The deal is apparently based on a proposal put forth in a December 2020 paper from a Jordanian-Palestinian-Israeli environmentalist team. Only in its final iteration, there is no Palestinian component. That may be a missed opportunity (as authors of a Brookings Institute paper suggest), but it says something about the current state of play in the Middle East that old ideological narratives are now being overturned.
One good deed also tends to beget another here. Two days after the UAE-Jordan-Israel agreement was signed, Israeli Defense Minister Benny Gantz, accompanied by senior military officers arrived in Rabat to conclude an unprecedented memorandum of understanding with his Moroccan counterparts.
The implications of that agreement are also considerable: sales of Israeli weapons and technology to the Moroccan military, more intelligence cooperation and, perhaps, advice in conducting Morocco’s ongoing battle over Western Sahara. Israel has an estimated 700,000 citizens with roots in Morocco. The Abraham Accords have made direct flights between Tel Aviv and Casablanca an everyday occurrence, and Israeli television commercials tout Moroccan vacations as the next new tourist destination.

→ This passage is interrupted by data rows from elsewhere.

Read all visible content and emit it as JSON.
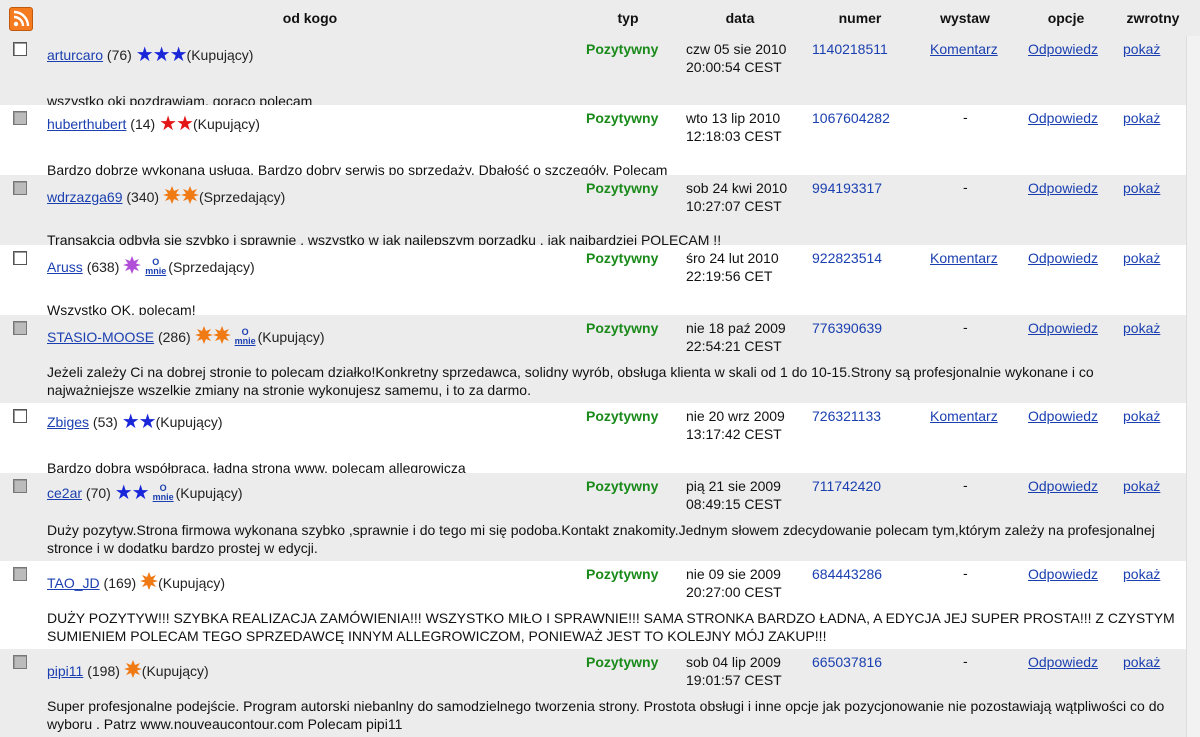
{
  "header": {
    "rss_icon": "rss-feed-icon",
    "cols": [
      "od kogo",
      "typ",
      "data",
      "numer",
      "wystaw",
      "opcje",
      "zwrotny"
    ]
  },
  "rows": [
    {
      "user": "arturcaro",
      "count": "(76)",
      "badge": {
        "kind": "star-blue",
        "n": 3
      },
      "omnie": false,
      "role": "(Kupujący)",
      "typ": "Pozytywny",
      "date1": "czw 05 sie 2010",
      "date2": "20:00:54 CEST",
      "numer": "1140218511",
      "wystaw": "Komentarz",
      "opcje": "Odpowiedz",
      "zwrotny": "pokaż",
      "comment": "wszystko oki pozdrawiam, goraco polecam",
      "checked": false
    },
    {
      "user": "huberthubert",
      "count": "(14)",
      "badge": {
        "kind": "star-red",
        "n": 2
      },
      "omnie": false,
      "role": "(Kupujący)",
      "typ": "Pozytywny",
      "date1": "wto 13 lip 2010",
      "date2": "12:18:03 CEST",
      "numer": "1067604282",
      "wystaw": "-",
      "opcje": "Odpowiedz",
      "zwrotny": "pokaż",
      "comment": "Bardzo dobrze wykonana usługa. Bardzo dobry serwis po sprzedaży. Dbałość o szczegóły. Polecam",
      "checked": true
    },
    {
      "user": "wdrzazga69",
      "count": "(340)",
      "badge": {
        "kind": "sun-orange",
        "n": 2
      },
      "omnie": false,
      "role": "(Sprzedający)",
      "typ": "Pozytywny",
      "date1": "sob 24 kwi 2010",
      "date2": "10:27:07 CEST",
      "numer": "994193317",
      "wystaw": "-",
      "opcje": "Odpowiedz",
      "zwrotny": "pokaż",
      "comment": "Transakcja odbyła się szybko i sprawnie , wszystko w jak najlepszym porządku , jak najbardziej POLECAM !!",
      "checked": true
    },
    {
      "user": "Aruss",
      "count": "(638)",
      "badge": {
        "kind": "sun-purple",
        "n": 1
      },
      "omnie": true,
      "role": "(Sprzedający)",
      "typ": "Pozytywny",
      "date1": "śro 24 lut 2010",
      "date2": "22:19:56 CET",
      "numer": "922823514",
      "wystaw": "Komentarz",
      "opcje": "Odpowiedz",
      "zwrotny": "pokaż",
      "comment": "Wszystko OK, polecam!",
      "checked": false
    },
    {
      "user": "STASIO-MOOSE",
      "count": "(286)",
      "badge": {
        "kind": "sun-orange",
        "n": 2
      },
      "omnie": true,
      "role": "(Kupujący)",
      "typ": "Pozytywny",
      "date1": "nie 18 paź 2009",
      "date2": "22:54:21 CEST",
      "numer": "776390639",
      "wystaw": "-",
      "opcje": "Odpowiedz",
      "zwrotny": "pokaż",
      "comment": "Jeżeli zależy Ci na dobrej stronie to polecam działko!Konkretny sprzedawca, solidny wyrób, obsługa klienta w skali od 1 do 10-15.Strony są profesjonalnie wykonane i co najważniejsze wszelkie zmiany na stronie wykonujesz samemu, i to za darmo.",
      "checked": true
    },
    {
      "user": "Zbiges",
      "count": "(53)",
      "badge": {
        "kind": "star-blue",
        "n": 2
      },
      "omnie": false,
      "role": "(Kupujący)",
      "typ": "Pozytywny",
      "date1": "nie 20 wrz 2009",
      "date2": "13:17:42 CEST",
      "numer": "726321133",
      "wystaw": "Komentarz",
      "opcje": "Odpowiedz",
      "zwrotny": "pokaż",
      "comment": "Bardzo dobra współpraca, ładna strona www, polecam allegrowicza",
      "checked": false
    },
    {
      "user": "ce2ar",
      "count": "(70)",
      "badge": {
        "kind": "star-blue",
        "n": 2
      },
      "omnie": true,
      "role": "(Kupujący)",
      "typ": "Pozytywny",
      "date1": "pią 21 sie 2009",
      "date2": "08:49:15 CEST",
      "numer": "711742420",
      "wystaw": "-",
      "opcje": "Odpowiedz",
      "zwrotny": "pokaż",
      "comment": "Duży pozytyw.Strona firmowa wykonana szybko ,sprawnie i do tego mi się podoba.Kontakt znakomity.Jednym słowem zdecydowanie polecam tym,którym zależy na profesjonalnej stronce i w dodatku bardzo prostej w edycji.",
      "checked": true
    },
    {
      "user": "TAO_JD",
      "count": "(169)",
      "badge": {
        "kind": "sun-orange",
        "n": 1
      },
      "omnie": false,
      "role": "(Kupujący)",
      "typ": "Pozytywny",
      "date1": "nie 09 sie 2009",
      "date2": "20:27:00 CEST",
      "numer": "684443286",
      "wystaw": "-",
      "opcje": "Odpowiedz",
      "zwrotny": "pokaż",
      "comment": "DUŻY POZYTYW!!! SZYBKA REALIZACJA ZAMÓWIENIA!!! WSZYSTKO MIŁO I SPRAWNIE!!! SAMA STRONKA BARDZO ŁADNA, A EDYCJA JEJ SUPER PROSTA!!! Z CZYSTYM SUMIENIEM POLECAM TEGO SPRZEDAWCĘ INNYM ALLEGROWICZOM, PONIEWAŻ JEST TO KOLEJNY MÓJ ZAKUP!!!",
      "checked": true
    },
    {
      "user": "pipi11",
      "count": "(198)",
      "badge": {
        "kind": "sun-orange",
        "n": 1
      },
      "omnie": false,
      "role": "(Kupujący)",
      "typ": "Pozytywny",
      "date1": "sob 04 lip 2009",
      "date2": "19:01:57 CEST",
      "numer": "665037816",
      "wystaw": "-",
      "opcje": "Odpowiedz",
      "zwrotny": "pokaż",
      "comment": "Super profesjonalne podejście. Program autorski niebanlny do samodzielnego tworzenia strony. Prostota obsługi i inne opcje jak pozycjonowanie nie pozostawiają wątpliwości co do wyboru . Patrz www.nouveaucontour.com Polecam pipi11",
      "checked": true
    }
  ],
  "omnie_label": {
    "top": "O",
    "bottom": "mnie"
  },
  "colors": {
    "positive": "#1a8a1a",
    "link": "#1a3fb0",
    "alt_row": "#ececec"
  }
}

Before the accords, some Arab countries had clandestine security contacts with Israel. In the new diplomatic climate, these are increasingly emerging from the closet. In late October, the Israeli Air Force invited the UAE’s Air Force commander to attend a biennial war games exercise, which included the U.S., France and five other official participants. Unannounced, Jordan also took part in the exercise. A German photographer posted unauthorized pictures of the Jordanian F-16’s taking off and landing at an Israeli airbase in the Negev.
Sudan, the fourth member of the Abraham Accords hasn’t really done much to participate, largely because it is in a state of political chaos. But Israel and Sudanese leaders are also well connected; indeed, following a military coup in Sudan, the Biden administration reportedly asked Israel to convince the new military dictator, General Abdel Fattah al-Burhan, to restore civilian government in Khartoum.
The Biden administration has wisely pressed on with the objectives of the accords. They demonstrate that warm relations and strategic cooperation between Israel and Arab countries are both attainable and desirable. Most importantly, the accords offer a template for what peace in the wider Middle East might eventually come to look like.
This column does not necessarily reflect the opinion of the editorial board or Bloomberg LP and its owners.
Zev Chafets is a journalist and author of 14 books. He was a senior aide to Israeli Prime Minister Menachem Begin and the founding managing editor of the Jerusalem Report Magazine.
More stories like this are available on bloomberg.com/opinion
©2021 Bloomberg L.P.